The OFSTEDpaper, Making Inspection Work, will cover the timing, criteria and procedure for inspections of initial teacher training courses, following complaints about the controversial re-inspection of primary courses.
Universities complained then that they were being revisited too soon and that criteria for inspection and the documentation they were expected to produce were not sufficiently clear. Crucially, there was also confusion over the grades they were supposed to award students - something several colleges were failed on.
The paper will make these issues explicit. But it cannot address more fundamental complaints, that inspection is too frequent, time-consuming and expensive.
The document, consulted on for a year, is similar to that for school inspections, but the universities have had a greater role in its production than schools.
It arose from a working party which includes the Committee of Vice Chancellors and Principals, the Universities Council for the Education of Teachers, and the Standing Committee of Principals - as well as OFSTED and the Teacher Training Agency.
Patricia Ambrose, executive secretary of SCOP, said: "There have been occasions when institutions felt they weren't given adequate notice. There are always worries about the kind of documentation inspectors might want, including issues of confidentiality.
"It will help clarify the position for institutions and OFSTED'S obligations. But it doesn't deal with the more contentious issues of methodology or frequency."

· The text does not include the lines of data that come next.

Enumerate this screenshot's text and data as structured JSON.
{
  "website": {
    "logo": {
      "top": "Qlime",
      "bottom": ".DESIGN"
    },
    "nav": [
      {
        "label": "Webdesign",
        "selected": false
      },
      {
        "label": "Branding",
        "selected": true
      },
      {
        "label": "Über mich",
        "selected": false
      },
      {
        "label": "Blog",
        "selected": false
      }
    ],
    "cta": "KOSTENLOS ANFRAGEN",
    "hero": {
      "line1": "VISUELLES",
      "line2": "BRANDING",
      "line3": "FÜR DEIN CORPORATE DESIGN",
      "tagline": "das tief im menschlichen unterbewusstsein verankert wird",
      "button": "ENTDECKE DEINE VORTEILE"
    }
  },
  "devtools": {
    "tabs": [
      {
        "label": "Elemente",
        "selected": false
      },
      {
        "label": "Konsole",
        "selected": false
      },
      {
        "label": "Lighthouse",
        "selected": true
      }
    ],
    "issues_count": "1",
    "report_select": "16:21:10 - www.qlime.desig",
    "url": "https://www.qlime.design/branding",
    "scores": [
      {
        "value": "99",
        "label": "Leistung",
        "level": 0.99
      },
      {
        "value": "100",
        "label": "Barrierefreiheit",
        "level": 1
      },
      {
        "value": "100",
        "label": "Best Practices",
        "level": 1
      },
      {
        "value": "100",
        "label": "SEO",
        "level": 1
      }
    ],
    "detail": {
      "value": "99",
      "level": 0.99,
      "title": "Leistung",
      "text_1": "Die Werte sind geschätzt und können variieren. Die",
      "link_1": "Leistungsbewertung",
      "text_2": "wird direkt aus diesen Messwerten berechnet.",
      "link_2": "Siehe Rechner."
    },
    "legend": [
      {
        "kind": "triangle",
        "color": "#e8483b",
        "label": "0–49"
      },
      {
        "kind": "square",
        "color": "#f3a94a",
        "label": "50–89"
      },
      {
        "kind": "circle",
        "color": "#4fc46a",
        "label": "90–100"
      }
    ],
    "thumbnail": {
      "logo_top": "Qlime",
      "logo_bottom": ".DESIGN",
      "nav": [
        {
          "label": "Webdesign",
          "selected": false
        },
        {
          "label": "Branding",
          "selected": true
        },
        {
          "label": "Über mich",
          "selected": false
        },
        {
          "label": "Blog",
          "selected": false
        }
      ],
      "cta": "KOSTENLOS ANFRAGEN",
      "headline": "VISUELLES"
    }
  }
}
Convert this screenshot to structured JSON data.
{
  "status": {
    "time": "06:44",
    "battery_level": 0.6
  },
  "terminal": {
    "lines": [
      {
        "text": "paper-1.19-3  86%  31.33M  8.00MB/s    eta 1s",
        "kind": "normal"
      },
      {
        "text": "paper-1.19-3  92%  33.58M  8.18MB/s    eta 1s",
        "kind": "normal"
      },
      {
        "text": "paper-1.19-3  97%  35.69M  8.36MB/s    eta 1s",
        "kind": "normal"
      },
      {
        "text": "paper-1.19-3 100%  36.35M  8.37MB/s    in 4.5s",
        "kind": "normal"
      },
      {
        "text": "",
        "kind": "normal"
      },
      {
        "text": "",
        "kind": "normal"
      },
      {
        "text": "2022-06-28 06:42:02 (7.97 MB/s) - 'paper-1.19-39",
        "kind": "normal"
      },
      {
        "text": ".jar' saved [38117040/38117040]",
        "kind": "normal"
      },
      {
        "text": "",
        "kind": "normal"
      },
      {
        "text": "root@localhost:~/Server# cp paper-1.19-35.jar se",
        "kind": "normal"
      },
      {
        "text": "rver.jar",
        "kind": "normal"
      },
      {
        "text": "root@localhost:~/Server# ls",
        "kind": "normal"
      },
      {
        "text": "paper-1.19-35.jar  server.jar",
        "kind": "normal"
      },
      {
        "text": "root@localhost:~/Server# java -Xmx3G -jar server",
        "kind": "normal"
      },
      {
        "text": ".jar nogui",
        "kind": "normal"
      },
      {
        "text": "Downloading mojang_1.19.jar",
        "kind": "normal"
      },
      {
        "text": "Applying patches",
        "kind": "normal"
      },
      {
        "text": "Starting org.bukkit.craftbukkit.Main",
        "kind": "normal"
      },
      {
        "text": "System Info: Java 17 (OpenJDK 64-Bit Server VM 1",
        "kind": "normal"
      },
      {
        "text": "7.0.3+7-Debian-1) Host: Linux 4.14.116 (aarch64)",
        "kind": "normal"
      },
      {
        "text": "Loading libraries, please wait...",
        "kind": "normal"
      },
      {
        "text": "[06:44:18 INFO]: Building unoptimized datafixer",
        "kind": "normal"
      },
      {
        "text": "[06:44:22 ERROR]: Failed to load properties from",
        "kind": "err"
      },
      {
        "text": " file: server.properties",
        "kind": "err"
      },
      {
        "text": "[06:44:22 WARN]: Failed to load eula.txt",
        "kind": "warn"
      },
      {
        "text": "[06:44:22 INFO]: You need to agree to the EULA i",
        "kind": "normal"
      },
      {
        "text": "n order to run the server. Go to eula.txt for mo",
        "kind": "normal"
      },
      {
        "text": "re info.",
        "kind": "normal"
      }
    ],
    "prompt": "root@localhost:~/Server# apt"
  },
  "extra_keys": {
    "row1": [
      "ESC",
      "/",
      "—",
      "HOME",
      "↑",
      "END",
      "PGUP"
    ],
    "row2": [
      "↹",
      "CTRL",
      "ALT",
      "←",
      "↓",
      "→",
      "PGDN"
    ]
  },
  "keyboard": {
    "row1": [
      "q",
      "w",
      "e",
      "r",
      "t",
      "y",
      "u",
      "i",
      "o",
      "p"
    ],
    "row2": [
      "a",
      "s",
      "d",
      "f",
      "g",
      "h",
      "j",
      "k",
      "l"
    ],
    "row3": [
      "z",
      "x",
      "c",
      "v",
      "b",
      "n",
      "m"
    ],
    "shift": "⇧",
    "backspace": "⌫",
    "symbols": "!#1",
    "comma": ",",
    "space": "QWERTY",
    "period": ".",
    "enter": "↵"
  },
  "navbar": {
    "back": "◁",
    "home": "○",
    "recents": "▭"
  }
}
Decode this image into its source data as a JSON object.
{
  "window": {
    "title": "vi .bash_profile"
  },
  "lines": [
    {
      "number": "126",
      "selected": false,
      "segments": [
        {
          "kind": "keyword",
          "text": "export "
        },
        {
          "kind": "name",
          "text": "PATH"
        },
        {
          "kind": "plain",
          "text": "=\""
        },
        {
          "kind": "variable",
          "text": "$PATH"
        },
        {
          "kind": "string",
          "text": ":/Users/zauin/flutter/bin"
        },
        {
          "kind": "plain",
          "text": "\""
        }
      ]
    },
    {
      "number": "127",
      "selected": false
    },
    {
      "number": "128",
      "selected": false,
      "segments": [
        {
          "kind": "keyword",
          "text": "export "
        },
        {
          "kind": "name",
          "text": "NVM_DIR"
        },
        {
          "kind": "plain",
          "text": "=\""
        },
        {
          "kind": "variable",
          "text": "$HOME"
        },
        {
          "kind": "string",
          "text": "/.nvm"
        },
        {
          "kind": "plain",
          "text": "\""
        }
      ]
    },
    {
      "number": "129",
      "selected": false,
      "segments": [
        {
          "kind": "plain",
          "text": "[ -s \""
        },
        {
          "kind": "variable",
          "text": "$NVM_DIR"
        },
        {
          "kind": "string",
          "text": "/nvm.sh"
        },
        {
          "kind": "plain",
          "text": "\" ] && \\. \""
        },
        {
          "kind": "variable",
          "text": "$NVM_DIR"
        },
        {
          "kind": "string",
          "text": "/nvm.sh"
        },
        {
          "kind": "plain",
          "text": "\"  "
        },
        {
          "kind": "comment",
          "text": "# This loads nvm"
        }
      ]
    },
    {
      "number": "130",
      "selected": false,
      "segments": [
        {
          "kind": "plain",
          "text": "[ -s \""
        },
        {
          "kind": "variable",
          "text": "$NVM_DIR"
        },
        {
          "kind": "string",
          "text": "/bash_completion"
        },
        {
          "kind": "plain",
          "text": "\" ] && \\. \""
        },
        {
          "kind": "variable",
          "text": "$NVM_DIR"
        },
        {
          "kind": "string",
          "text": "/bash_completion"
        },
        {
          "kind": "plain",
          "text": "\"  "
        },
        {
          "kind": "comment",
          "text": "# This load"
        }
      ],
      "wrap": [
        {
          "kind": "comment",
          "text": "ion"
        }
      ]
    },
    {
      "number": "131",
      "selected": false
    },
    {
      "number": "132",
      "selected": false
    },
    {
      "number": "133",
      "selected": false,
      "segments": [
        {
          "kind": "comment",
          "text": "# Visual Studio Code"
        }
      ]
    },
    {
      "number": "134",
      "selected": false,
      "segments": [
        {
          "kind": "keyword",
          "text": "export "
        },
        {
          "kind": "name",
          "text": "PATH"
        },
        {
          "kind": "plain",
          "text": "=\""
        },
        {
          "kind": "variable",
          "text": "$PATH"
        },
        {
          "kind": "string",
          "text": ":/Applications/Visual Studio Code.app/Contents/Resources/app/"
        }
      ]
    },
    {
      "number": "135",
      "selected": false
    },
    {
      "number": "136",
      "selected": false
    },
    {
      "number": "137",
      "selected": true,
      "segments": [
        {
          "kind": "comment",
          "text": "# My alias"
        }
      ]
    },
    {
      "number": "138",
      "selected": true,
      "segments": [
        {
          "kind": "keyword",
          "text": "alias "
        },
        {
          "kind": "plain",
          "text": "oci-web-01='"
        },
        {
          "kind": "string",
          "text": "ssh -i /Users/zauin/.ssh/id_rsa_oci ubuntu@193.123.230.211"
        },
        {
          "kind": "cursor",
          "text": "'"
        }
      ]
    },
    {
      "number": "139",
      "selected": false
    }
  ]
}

The document will set out the roles and responsibilities of the universities, OFSTED and the Teacher Training Agency, which uses inspection findings to allocate teacher training places.